The revised Canada Food Guide won't be released until early 2007, but critics are already finding fault with a circulating draft version, sayingit isn't relevant across the country and could actually make Canadians fat.

Dr. Yoni Freedhoff, medical director of the Bariatric Medical Institute, said the draft refers to outdated nutrient information dating back to 1997. He said over the past decade, many food products, from apples to bagels, have ballooned in size, but that change has not been reflected in the updated guide.

"Eating according to the food guide would provide far more calories than the average Canadian would need, and as a consequence, anybody following the food guide almost certainly will likely gain weight," Freedhoff said.

Others like Liberal MP Carolyn Bennett, the former public health minister, have criticized the guide for failing to factor in regional differences.

"What do people do who can't afford what we have traditionally called a balanced diet when two litres of orange juice in Iqaluit is $16?" she asked.

Mary Bush, Health Canada's director general, said the federal agency recognizes there is a problem and is working on a separate guide for First Nations people that will include more wild game and traditional fare.

"This particular execution is trying to look at traditional foods and market foods, and how First Nations people approach their food supply, in a much more culturally relevant manner," she said.

She also noted that the foodguide will improve the pictures in itspublished guideand on its website, in an attempt to help immigrants who may not read English or French.

About 6,000 people have sent in recommendations online and another 600 people have submitted suggestions in person, Bush said. She said she aims to re-evaluate the portion sizes in the draft document for the final version.

"What we're doing is trying to anchor an amount of food and relate it to the number of those amounts that one would eat in the course of the day," she said

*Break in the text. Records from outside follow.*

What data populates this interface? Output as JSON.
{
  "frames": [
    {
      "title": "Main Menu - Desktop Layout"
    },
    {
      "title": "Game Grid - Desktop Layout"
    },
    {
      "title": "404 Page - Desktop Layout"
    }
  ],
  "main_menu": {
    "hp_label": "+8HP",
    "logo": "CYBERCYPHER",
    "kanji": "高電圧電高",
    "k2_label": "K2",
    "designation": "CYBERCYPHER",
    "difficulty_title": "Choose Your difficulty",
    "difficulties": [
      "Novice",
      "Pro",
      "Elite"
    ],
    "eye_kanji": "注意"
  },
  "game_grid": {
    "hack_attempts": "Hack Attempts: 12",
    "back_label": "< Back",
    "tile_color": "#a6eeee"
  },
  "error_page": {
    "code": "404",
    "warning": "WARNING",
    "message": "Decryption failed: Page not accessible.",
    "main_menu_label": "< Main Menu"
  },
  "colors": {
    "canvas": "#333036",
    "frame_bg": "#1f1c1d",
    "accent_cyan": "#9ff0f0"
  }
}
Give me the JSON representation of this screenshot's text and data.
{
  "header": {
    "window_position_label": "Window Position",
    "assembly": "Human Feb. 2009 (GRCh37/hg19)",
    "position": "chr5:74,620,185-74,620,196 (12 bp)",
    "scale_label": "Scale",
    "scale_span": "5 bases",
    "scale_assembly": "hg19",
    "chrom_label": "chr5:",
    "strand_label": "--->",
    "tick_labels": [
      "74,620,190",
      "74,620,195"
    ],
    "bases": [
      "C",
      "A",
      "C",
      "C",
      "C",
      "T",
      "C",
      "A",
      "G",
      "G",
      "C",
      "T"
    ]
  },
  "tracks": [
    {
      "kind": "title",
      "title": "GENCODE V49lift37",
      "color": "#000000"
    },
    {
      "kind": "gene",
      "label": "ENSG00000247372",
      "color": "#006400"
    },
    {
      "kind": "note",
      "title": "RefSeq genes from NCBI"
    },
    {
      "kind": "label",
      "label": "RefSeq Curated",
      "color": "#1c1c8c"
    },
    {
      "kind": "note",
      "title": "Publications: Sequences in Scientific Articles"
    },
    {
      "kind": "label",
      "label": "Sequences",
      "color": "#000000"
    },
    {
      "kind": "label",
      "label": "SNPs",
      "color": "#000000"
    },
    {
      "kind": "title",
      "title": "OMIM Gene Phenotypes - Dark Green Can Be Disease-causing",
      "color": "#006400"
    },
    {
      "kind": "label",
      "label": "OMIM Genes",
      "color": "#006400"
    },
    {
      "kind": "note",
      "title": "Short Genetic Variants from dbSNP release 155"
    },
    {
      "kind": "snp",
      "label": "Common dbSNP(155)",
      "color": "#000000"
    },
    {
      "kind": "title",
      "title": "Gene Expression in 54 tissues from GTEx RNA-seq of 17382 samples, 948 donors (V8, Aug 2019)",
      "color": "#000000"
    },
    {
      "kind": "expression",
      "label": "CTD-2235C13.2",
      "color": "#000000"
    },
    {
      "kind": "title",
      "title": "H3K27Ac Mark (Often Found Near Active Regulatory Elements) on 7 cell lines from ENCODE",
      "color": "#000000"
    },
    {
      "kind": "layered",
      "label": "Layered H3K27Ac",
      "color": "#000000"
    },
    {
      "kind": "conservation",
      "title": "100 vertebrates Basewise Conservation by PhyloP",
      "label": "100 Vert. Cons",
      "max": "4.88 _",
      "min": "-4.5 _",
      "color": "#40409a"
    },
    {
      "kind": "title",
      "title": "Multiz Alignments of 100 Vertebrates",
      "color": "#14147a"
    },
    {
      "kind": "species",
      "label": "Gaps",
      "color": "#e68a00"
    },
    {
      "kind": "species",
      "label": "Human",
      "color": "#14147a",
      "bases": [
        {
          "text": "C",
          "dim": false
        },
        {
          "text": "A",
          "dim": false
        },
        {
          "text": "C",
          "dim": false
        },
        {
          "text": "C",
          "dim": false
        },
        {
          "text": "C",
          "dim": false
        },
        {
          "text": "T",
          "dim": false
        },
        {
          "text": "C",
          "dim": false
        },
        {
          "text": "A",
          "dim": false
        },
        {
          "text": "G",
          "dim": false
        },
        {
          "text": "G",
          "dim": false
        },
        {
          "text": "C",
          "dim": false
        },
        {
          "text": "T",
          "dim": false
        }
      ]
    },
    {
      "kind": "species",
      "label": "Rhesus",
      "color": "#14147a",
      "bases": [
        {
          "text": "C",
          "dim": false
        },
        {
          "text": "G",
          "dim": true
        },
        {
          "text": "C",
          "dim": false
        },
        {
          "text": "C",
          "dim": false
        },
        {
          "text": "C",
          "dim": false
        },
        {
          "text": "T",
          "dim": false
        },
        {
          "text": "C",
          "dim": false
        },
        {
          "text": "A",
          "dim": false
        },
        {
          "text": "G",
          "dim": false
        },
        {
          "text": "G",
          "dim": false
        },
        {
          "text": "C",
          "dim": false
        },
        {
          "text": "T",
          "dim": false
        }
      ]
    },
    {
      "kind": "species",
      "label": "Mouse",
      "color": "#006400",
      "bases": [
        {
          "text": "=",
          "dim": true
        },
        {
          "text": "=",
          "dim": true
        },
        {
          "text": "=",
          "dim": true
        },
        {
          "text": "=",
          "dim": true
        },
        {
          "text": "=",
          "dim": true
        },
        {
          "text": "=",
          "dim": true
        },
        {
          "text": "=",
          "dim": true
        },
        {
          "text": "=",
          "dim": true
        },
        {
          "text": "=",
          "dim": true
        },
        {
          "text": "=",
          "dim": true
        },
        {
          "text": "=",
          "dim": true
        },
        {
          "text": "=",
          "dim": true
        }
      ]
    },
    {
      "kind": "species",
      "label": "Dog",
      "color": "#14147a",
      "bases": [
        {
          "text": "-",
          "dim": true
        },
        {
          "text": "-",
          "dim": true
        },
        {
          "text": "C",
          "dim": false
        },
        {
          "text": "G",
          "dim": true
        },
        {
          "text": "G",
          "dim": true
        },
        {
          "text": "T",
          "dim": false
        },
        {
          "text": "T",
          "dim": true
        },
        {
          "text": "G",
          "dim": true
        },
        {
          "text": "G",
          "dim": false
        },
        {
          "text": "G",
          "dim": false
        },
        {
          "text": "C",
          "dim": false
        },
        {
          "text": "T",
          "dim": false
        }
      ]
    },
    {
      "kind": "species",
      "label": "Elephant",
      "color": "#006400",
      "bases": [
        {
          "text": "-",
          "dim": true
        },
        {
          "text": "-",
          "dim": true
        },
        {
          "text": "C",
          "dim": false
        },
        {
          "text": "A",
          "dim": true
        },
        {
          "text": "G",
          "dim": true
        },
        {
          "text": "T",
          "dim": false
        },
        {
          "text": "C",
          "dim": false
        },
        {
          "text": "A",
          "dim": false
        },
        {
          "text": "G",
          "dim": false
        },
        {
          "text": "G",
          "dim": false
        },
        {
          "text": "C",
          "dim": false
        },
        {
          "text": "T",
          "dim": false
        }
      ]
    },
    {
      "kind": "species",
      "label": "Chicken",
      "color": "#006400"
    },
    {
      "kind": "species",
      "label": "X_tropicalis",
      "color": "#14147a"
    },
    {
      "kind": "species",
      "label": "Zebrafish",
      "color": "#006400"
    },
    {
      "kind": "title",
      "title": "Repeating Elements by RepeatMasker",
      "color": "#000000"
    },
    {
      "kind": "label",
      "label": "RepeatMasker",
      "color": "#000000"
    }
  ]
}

Canada's first food guide, the Official Food Rules, was published in July 1942 and addressed issues of wartime rationing and general health. Since then, the guide has been revised several times.

The federal government announced in March 2004 that it would be revising its Food Guide, which had not been updated since 1992, to address changes in eating patterns, food supply and diets.